CLEVELAND—For many Republicans, it’s not enough that Hillary Clinton be defeated at the polls in November. They want to see her imprisoned—or worse.

So far, the Republican National Convention has been as much about Clinton as it is about Donald Trump, who was formally nominated Tuesday. The party hoped the confab in Cleveland would allow the GOP to unify after a fractious, acrimonious primary season and maybe even begin pivoting toward the general election. On that count, we’ll give the RNC a gentleman’s incomplete so far. On the one hand, Donald Trump was formally named the nominee on Tuesday, as expected, and a slew of establishment figures—including Speaker Paul Ryan and Senate Majority Leader Mitch McConnell—got up to speak in his favor, with as much warmth as they could muster. Meanwhile, in its first two days, the convention has been riven by procedural fights and furious reactions from anti-Trump leaders and delegates.

With Trump remaining a divisive figure, Clinton provides a useful rallying point. Some of that is garden-variety political talk, as when Arkansas Governor Asa Hutchinson critiqued the Clintons’ time in his state. But there’s a darker strain present, too. It’s on display during some of the most striking moments at the Quicken Loans Arena, when the hall has broken out into spontaneous chants. It’s on display in the sartorial choices around downtown Cleveland, where “Hillary for Prison” shirts seem nearly as popular as the famous “Make America Great Again” hats. It’s on display in the speeches delivered from the dais and the comments made by delegates.

Those shirts are not new, and anyone who’s attended a Trump rally (or even a Bernie Sanders rally) this year will have seen them. Styled after Clinton’s 2008 logo, they produce frantic double-takes every time I see one, thinking a Hillary backer has gone out into the fray. But they’re especially popular here.

Then there are the speeches. One of the emotional peaks of Monday’s convention slate was a short address by Patricia Smith, whose son Sean Smith was killed in the September 11, 2012, terrorist attack in Benghazi while stationed there by the U.S. Foreign Service. As she told her story, someone on the floor shouting “Hillary for prison!”

“That's right,” Smith replied. “Hillary for prison. She deserves to be in stripes.”

Tuesday night, New Jersey Governor Chris Christie made it even more explicit. A former U.S. attorney, Christie approached his speaking slot like a prosecutor making his case against a defendant. He even asked the audience to deliver a verdict. “We must present those facts to you, a jury of her peers, both in this hall and in living rooms around our nation,” he said. “Since the Justice Department refuses to allow you to render a verdict, let’s present the case now, on the facts, against Hillary Clinton.”

The crowd was delighted to oblige. Throughout Christie’s speech, attendees broke into chants of “Lock her up! Lock her up!”

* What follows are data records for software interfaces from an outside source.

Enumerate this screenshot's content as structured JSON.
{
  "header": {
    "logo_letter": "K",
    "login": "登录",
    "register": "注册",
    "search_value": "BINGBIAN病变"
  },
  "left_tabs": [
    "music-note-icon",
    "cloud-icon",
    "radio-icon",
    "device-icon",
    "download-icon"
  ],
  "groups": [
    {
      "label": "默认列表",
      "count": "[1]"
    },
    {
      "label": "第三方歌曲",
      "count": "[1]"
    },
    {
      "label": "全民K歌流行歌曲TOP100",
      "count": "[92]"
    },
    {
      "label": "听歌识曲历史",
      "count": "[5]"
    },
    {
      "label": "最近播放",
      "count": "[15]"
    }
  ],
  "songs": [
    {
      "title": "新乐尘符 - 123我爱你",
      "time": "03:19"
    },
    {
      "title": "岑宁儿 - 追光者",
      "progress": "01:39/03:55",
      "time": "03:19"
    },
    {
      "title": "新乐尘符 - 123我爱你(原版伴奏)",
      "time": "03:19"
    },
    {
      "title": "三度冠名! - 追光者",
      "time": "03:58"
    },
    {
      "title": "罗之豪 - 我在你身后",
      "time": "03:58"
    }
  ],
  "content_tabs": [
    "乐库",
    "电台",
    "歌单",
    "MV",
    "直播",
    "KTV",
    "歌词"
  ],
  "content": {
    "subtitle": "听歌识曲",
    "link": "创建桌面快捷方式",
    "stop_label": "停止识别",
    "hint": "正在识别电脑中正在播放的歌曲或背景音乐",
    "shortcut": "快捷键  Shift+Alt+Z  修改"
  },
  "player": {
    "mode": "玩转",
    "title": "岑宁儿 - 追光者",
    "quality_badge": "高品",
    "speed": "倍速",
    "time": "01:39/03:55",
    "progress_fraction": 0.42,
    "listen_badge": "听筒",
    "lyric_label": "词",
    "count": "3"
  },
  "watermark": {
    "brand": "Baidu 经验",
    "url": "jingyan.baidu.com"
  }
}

Still, these sentiments are by some measures the moderate ones. Al Baldasaro, a New Hampshire delegate who has appeared at events with Trump, railed against Clinton during a radio interview on Tuesday, as BuzzFeed’s Andrew Kaczynzski reported.

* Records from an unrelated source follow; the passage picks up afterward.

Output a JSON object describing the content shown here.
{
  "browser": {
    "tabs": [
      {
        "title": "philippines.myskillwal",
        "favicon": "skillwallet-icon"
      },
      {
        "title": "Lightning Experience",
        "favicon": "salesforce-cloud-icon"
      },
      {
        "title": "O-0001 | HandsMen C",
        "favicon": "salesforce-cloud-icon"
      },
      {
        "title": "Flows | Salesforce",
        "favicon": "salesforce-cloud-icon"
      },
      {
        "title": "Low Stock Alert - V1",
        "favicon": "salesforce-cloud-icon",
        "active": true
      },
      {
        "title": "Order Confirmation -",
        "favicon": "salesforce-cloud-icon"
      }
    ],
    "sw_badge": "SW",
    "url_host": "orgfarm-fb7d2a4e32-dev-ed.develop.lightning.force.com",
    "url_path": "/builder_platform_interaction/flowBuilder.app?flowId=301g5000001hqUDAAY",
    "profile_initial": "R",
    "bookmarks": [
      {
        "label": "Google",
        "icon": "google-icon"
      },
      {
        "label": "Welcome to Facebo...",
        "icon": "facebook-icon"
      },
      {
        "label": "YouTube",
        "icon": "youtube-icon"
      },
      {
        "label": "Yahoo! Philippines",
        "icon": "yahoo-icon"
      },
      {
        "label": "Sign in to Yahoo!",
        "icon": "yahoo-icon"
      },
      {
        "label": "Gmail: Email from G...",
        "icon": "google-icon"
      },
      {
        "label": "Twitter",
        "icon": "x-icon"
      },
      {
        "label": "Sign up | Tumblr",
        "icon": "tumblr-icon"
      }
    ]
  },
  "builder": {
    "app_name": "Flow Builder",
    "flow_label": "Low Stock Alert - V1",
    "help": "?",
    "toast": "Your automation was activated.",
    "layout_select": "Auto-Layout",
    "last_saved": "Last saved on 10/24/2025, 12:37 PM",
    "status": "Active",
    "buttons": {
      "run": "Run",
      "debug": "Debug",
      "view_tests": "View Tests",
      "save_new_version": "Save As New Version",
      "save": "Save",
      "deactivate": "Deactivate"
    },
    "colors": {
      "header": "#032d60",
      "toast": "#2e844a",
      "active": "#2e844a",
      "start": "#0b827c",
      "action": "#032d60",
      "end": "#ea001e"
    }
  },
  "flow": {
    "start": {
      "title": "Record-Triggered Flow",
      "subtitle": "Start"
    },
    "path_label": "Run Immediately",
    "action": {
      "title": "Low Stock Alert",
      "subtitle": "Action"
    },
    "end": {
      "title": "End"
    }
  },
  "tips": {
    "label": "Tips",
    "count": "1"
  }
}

“Hillary Clinton to me is the Jane Fonda of the Vietnam. She is a disgrace for the lies that she told those mothers about their children that got killed over there in Benghazi. She dropped the ball on over 400 emails requesting back up security. Something’s wrong there,” he said. “This whole thing disgusts me, Hillary Clinton should be put in the firing line and shot for treason.”

On Friday, West Virginia delegate Michael Folk reached a similar conclusion, though he prescribed a different method of execution. Tweeting at Clinton, he said, “You should be tried for treason, murder and crimes against the U.S. Constitution… then hung on the Mall in Washington, D.C.”

The attitude that Clinton must be jailed or even executed is by no means universal. Some delegates seem as disgusted by the saber-rattling as they are by their nominee and the fights over rules at the convention—more signs of a party veering into populism and barbarity. Clinton is also an unusual figure in that she is plagued by some real legal problems, so it’s not just partisan animosity. But the Justice Department’s decision not to bring charges against Clinton over the use of her private email server inspired a harsh backlash. For months, Republican leaders suggested that Clinton would be indicted, despite legal experts’ consensus view that a prosecution was unlikely. When FBI Director James Comey dashed those hopes by recommending against charges, people who had gotten their hopes up were furious. Since the Justice Department won’t bring charges, people like Smith, Baldasaro, and Folk are making their own citizens’ indictments.

These “indictments” don’t carry the force of law, of course, but they do carry a worrying rhetorical weight. Around the world, it’s not uncommon for rulers who have just come to power to prosecute, imprison, and even execute their rivals or predecessors; historically, it’s probably the norm. The United States has been an international outlier—it has been exceptional, even—in its long pattern of peaceful and non-recriminative transfers of power. Even Richard Nixon, who likely could have been convicted of crimes, was pardoned by Gerald Ford. In announcing that decision, which was deeply unpopular, Ford cited the necessity of preserving American norms. It would take too long for Nixon to be tried, Ford said. “During this long period of delay and potential litigation, ugly passions would again be aroused, our people would again be polarized in their opinions, and the credibility of our free institutions of government would again be challenged at home and abroad,” he said.

Would a President Trump be inclined to engage in this kind of score-settling? It’s impossible to tell. Throughout his business career, Trump has often held long grudges and sought revenge. (By some accounts, it’s the entire motivation behind his campaign.) But even mainstream figures like Christie have talked with varying degrees of seriousness about “never let[ing Clinton] within 10 miles of the White House again.” Even if Clinton loses, quietly returns to private life, and doesn’t face any further prosecution, the scene of thousands demanding that a political rival be jailed will remain another disconcerting episode in an election packed with them.